Rioles Law Offices - Divorce
toll-free 800-836-8278
toll-free 800-836-8278

 PLEASE NOTE: To protect your safety in response to the threats of COVID-19, we are offering our clients the ability to meet with us via telephone or through video conferencing. Please call our office to discuss your options.

PLEASE NOTE: To protect your safety in response to the threats of COVID-19, we are offering our clients the ability to meet with us via telephone or through video conferencing. Please call our office to discuss your options.

Protecting What Matters Most

What to know about alimony and child support payments

On Behalf of | Apr 11, 2022 | Blog, Child Custody & Support

In the state of Rhode Island, an individual may be entitled to alimony and child support as part of a divorce settlement. However, it is important to understand that are many differences between these two forms of financial assistance. Understanding these differences may prevent you from potentially exposing yourself to monetary or other types of penalties.

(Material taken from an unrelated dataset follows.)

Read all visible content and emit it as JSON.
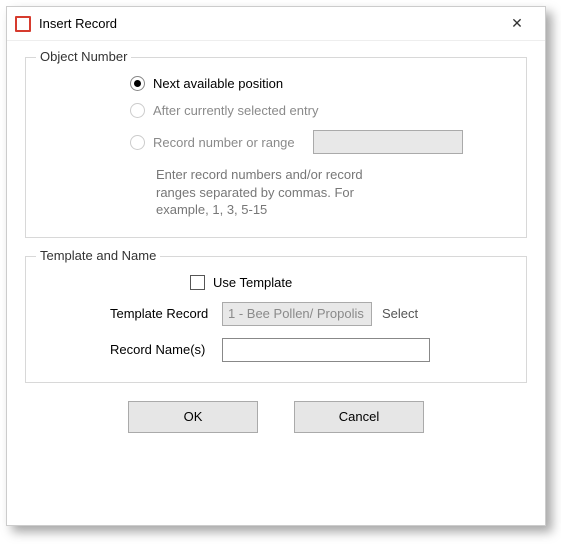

What is alimony?

Alimony is another name for spousal support, and it is intended to help you maintain the lifestyle that you were accustomed to during your marriage. In some cases, spousal support will only be available for as long as it would reasonably take to finish school, find a job or otherwise take steps to support yourself. Any alimony payments that you do receive can generally be used to acquire anything that you want or need.

What is child support?

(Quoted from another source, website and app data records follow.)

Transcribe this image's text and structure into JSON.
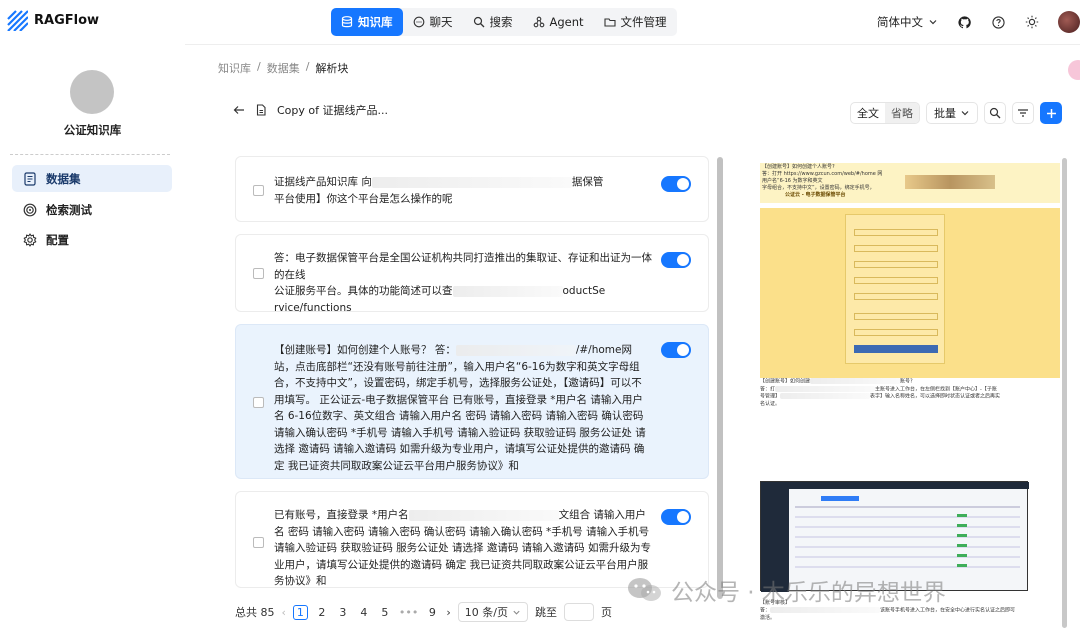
{
  "app": {
    "name": "RAGFlow"
  },
  "nav": {
    "items": [
      {
        "label": "知识库",
        "icon": "database-icon",
        "active": true
      },
      {
        "label": "聊天",
        "icon": "chat-icon",
        "active": false
      },
      {
        "label": "搜索",
        "icon": "search-icon",
        "active": false
      },
      {
        "label": "Agent",
        "icon": "agent-icon",
        "active": false
      },
      {
        "label": "文件管理",
        "icon": "folder-icon",
        "active": false
      }
    ]
  },
  "header_right": {
    "language": "简体中文"
  },
  "sidebar": {
    "kb_name": "公证知识库",
    "items": [
      {
        "label": "数据集",
        "icon": "file-icon",
        "active": true
      },
      {
        "label": "检索测试",
        "icon": "target-icon",
        "active": false
      },
      {
        "label": "配置",
        "icon": "gear-icon",
        "active": false
      }
    ]
  },
  "breadcrumb": {
    "items": [
      "知识库",
      "数据集",
      "解析块"
    ]
  },
  "document": {
    "title": "Copy of 证据线产品..."
  },
  "toolbar": {
    "full_text": "全文",
    "omit": "省略",
    "bulk": "批量"
  },
  "chunks": [
    {
      "text_a": "证据线产品知识库 向",
      "text_b": "据保管",
      "text_c": "平台使用】你这个平台是怎么操作的呢",
      "enabled": true
    },
    {
      "text_a": "答：电子数据保管平台是全国公证机构共同打造推出的集取证、存证和出证为一体的在线",
      "text_b": "公证服务平台。具体的功能简述可以查",
      "text_c": "oductSe",
      "text_d": "rvice/functions",
      "enabled": true
    },
    {
      "text_a": "【创建账号】如何创建个人账号？ 答：",
      "text_b": "/#/home网",
      "text_c": "站，点击底部栏“还没有账号前往注册”，输入用户名“6-16为数字和英文字母组合，不支持中文”，设置密码，绑定手机号，选择服务公证处，【邀请码】可以不用填写。 正公证云-电子数据保管平台 已有账号，直接登录 *用户名 请输入用户名 6-16位数字、英文组合 请输入用户名 密码 请输入密码 请输入密码 确认密码 请输入确认密码 *手机号 请输入手机号 请输入验证码 获取验证码 服务公证处 请选择 邀请码 请输入邀请码 如需升级为专业用户，请填写公证处提供的邀请码 确定 我已证资共同取政案公证云平台用户服务协议》和",
      "enabled": true,
      "selected": true
    },
    {
      "text_a": "已有账号，直接登录 *用户名",
      "text_b": "文组合 请输入用户名 密码",
      "text_c": "请输入密码 请输入密码 确认密码 请输入确认密码 *手机号 请输入手机号 请输入验证码 获取验证码 服务公证处 请选择 邀请码 请输入邀请码 如需升级为专业用户，请填写公证处提供的邀请码 确定 我已证资共同取政案公证云平台用户服务协议》和",
      "enabled": true
    }
  ],
  "pagination": {
    "total": "总共 85",
    "pages": [
      "1",
      "2",
      "3",
      "4",
      "5",
      "•••",
      "9"
    ],
    "current": "1",
    "page_size": "10 条/页",
    "jump_label": "跳至",
    "page_suffix": "页"
  },
  "preview": {
    "lines_top": [
      "【创建账号】如何创建个人账号?",
      "答：打开 https://www.gzcun.com/web/#/home 网",
      "用户名“6-16 为数字和英文",
      "字母组合，不支持中文”，设置密码，绑定手机号，",
      "公证云 - 电子数据保管平台"
    ],
    "lines_mid": [
      "【创建账号】如何创建",
      "账号?",
      "答：打",
      "主账号进入工作台，在左侧栏找到【账户中心】-【子账",
      "号管理】",
      "表字】输入名称姓名，可以选择即时状态认证或者之后再实",
      "名认证。"
    ],
    "lines_bottom": [
      "【账号审核】",
      "答：",
      "该账号手机号进入工作台，在安全中心进行实名认证之后即可",
      "激活。"
    ],
    "colors": {
      "yellow": "#fbe08a",
      "dark": "#1f2a3a"
    }
  },
  "watermark": {
    "text": "公众号 · 木乐乐的异想世界"
  }
}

As the name suggests, child support payments are designed to be used for the benefit of a minor son or daughter. For instance, they may be used to buy clothes, food or other basics that a child needs to survive. They may also be used to pay for medical bills, educational expenses or other reasonable expenses related to caring for a son or daughter. Finally, it may be appropriate to use child support money to upgrade a home or make repairs to a family vehicle to ensure that your kid has a safe place to live or reliable transportation.

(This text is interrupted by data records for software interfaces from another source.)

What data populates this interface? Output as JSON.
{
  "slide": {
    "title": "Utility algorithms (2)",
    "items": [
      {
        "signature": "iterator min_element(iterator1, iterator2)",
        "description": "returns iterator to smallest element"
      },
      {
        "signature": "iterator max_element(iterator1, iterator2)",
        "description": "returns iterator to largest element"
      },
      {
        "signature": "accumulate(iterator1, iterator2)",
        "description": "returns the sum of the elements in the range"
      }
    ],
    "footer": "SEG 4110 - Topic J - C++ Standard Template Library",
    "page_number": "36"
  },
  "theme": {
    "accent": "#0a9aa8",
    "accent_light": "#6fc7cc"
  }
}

Ideally, you will gather as many financial documents as possible prior to filing for divorce. Doing so may make it easier to establish that you need alimony or child support payments as part of a financial settlement. Tax returns, bank statements and pay stubs may be among the documents that you’ll want to present during settlement talks or at trial.

FindLaw Network